Generation Shift Factors (GSF)

AC vs DC Power Flow Methods

The project required the computation of the generation shift factors (GSF) based on a defined generator bus outage using the fast-decoupled XB version. The GSF values were used to approximate the post-contingency branch flows based on a pre-contingency branch flow and the generator output before the contingency. The AC power flows were compared with the DC method for the MW and MVA flows. Source code is provided in the same WinZip file for the functions calculating the generation shift factors and the approximated post-contingency branch flows.

My Summary:

My conclusions will summarize my initial approaches to the project, the results, and opportunities for improving deficiencies. I started the program flow by writing code to determine the swing bus, since it plays a valuable part in the calculation of generation shift factors, and reducing the B prime matrix. I authored my own code to generate the B-prime matrix based on the standard algorithms found in most power systems analysis book. However, I did not originally consider any affect on shunt capacitors. Actually, since the problem was defined for a fast-decoupled solution, I remembered from the professor’s first lecture that shunt reactors were assumed ignored in the model. Before the class discussion on 09-15-2005, I failed to find the documentation for the “makeB()” function. I later included the code to utilize the function as a check to my own code. Since they were both fast-decoupled, the program produced identical matrices. I was originally confused as to how to calculate the P and Q branch flows, but from the class discussion it was assumed that the branch flows would be taken from the “From” column of the power flow branch flows matrix. The P,Q, results will be printed in a nice columnar format when the “project1.m” file is run.

The second portion of my project program was the contingency analysis. The generator bus outage was defined in the code as a variable. For future projects, I could call a user input to set the variable(s), (and may include the possibility of more than one generator being out-of-service). The main program will then print which generator is being outages and then make a call the computeGSF() function where the generation shift factors for each branch are computed, returned to the workspace, and printed in a nice table in the MATLAB command window. The remaining portion of the program determined the post-contingency branch flows.
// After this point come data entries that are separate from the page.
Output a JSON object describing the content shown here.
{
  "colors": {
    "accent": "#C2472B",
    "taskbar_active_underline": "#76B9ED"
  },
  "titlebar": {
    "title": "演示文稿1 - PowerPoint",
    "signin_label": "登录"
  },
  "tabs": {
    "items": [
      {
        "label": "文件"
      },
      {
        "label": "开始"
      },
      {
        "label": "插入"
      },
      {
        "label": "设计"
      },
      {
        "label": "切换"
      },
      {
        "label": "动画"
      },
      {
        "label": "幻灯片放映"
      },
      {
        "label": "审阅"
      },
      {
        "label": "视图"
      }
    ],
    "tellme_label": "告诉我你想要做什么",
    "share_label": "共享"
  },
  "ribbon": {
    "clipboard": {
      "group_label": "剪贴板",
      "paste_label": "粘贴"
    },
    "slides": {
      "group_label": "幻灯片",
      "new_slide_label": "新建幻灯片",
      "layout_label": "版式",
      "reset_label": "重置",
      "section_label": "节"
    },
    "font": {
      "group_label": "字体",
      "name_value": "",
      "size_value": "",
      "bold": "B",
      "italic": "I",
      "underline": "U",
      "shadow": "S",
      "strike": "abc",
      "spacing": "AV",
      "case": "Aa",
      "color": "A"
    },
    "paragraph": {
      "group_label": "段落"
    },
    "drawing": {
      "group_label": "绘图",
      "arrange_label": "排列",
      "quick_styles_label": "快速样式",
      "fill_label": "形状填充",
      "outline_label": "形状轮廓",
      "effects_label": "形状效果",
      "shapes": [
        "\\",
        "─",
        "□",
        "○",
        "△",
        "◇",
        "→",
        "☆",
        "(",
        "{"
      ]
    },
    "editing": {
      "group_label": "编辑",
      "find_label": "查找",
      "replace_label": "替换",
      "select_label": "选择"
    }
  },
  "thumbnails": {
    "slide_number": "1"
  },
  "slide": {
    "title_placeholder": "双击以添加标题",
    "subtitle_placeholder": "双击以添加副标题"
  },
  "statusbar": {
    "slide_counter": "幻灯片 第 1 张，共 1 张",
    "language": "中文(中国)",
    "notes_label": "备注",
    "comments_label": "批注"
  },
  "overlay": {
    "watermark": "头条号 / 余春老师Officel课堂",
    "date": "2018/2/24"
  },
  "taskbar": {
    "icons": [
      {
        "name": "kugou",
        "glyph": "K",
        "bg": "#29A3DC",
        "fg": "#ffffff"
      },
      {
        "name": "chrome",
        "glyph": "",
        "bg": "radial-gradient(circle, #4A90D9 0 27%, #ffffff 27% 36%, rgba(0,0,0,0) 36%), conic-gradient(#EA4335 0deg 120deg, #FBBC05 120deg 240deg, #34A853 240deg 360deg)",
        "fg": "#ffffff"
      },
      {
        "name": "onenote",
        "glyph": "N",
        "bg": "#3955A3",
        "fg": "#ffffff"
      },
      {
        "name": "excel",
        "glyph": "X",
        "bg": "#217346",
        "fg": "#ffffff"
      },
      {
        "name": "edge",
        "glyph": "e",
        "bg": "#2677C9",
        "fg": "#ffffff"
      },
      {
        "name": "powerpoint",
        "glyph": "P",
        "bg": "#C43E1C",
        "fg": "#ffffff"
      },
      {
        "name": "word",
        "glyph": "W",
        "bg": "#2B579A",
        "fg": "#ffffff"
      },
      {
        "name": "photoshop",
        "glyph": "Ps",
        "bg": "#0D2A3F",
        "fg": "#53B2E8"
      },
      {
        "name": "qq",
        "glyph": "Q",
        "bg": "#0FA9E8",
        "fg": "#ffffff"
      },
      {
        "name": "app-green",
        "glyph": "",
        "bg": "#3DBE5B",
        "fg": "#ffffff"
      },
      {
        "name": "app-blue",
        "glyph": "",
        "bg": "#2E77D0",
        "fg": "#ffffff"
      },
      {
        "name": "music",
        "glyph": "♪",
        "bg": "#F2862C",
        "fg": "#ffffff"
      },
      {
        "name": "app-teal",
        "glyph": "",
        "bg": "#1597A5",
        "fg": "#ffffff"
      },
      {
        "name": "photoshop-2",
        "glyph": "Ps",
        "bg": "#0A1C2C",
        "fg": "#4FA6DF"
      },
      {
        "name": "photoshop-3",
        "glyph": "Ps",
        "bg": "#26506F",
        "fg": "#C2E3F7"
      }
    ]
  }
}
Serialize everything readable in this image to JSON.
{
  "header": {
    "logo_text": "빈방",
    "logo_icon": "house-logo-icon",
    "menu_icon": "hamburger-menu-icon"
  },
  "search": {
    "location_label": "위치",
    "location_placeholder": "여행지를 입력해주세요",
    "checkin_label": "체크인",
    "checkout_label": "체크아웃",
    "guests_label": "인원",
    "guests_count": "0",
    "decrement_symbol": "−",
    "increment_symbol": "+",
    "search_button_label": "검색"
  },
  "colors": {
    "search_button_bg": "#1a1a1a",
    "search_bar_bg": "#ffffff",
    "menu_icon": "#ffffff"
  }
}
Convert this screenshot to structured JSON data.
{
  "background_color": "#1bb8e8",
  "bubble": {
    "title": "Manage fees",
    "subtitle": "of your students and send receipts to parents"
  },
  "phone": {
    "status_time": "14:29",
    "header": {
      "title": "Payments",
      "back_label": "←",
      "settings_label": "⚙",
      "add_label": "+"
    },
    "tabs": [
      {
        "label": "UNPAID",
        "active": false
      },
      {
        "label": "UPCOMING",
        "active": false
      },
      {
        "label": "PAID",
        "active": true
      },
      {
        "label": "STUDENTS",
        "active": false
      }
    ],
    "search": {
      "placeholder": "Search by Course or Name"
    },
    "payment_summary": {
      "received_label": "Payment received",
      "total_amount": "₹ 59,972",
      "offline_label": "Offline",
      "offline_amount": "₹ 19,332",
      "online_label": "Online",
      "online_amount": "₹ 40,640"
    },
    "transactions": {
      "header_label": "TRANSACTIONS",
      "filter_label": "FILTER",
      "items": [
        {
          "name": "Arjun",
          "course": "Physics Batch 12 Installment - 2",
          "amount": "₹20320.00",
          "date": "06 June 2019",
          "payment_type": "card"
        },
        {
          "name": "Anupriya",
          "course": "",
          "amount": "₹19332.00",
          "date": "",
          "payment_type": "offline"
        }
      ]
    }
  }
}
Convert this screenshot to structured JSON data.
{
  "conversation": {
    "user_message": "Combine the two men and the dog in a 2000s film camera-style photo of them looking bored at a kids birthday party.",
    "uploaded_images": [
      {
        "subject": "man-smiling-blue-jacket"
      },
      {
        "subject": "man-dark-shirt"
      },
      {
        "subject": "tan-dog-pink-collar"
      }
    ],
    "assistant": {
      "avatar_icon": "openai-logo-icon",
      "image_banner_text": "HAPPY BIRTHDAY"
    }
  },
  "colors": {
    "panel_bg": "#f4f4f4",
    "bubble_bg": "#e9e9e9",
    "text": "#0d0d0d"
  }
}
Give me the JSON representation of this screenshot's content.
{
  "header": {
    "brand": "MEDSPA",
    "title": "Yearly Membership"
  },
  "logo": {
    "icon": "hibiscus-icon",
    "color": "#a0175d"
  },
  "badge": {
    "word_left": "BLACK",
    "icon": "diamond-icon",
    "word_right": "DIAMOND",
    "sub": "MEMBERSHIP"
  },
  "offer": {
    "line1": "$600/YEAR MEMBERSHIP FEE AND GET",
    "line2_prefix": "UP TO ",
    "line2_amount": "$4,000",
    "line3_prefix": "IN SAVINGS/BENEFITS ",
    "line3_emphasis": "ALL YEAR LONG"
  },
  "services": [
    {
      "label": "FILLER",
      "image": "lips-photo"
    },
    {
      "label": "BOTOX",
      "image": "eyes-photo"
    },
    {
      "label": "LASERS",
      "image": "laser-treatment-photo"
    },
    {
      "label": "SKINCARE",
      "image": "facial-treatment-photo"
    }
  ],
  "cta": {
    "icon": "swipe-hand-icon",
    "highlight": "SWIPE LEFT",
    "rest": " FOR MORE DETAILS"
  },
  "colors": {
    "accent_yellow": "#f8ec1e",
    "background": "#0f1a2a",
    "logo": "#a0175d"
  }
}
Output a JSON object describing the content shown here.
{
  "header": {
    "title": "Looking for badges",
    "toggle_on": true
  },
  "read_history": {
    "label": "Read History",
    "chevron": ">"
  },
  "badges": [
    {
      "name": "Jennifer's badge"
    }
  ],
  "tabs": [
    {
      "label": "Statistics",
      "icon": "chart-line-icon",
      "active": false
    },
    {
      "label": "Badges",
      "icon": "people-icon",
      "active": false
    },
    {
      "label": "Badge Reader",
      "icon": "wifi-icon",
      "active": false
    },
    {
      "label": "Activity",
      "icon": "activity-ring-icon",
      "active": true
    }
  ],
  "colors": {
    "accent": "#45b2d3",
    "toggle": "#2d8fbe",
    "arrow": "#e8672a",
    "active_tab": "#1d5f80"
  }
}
The determineBranchFlows() function was called, returned results to the workspace, and printed the estimated MW flows on each branch based on a specific generator being out of service.


The demonstration of Matlab code, output, and tables are discussed in the project report that you can download in PDF format here.

My Solution Code

You can view and download the GitHub repository here.

You can also download a zip archive of the project code here.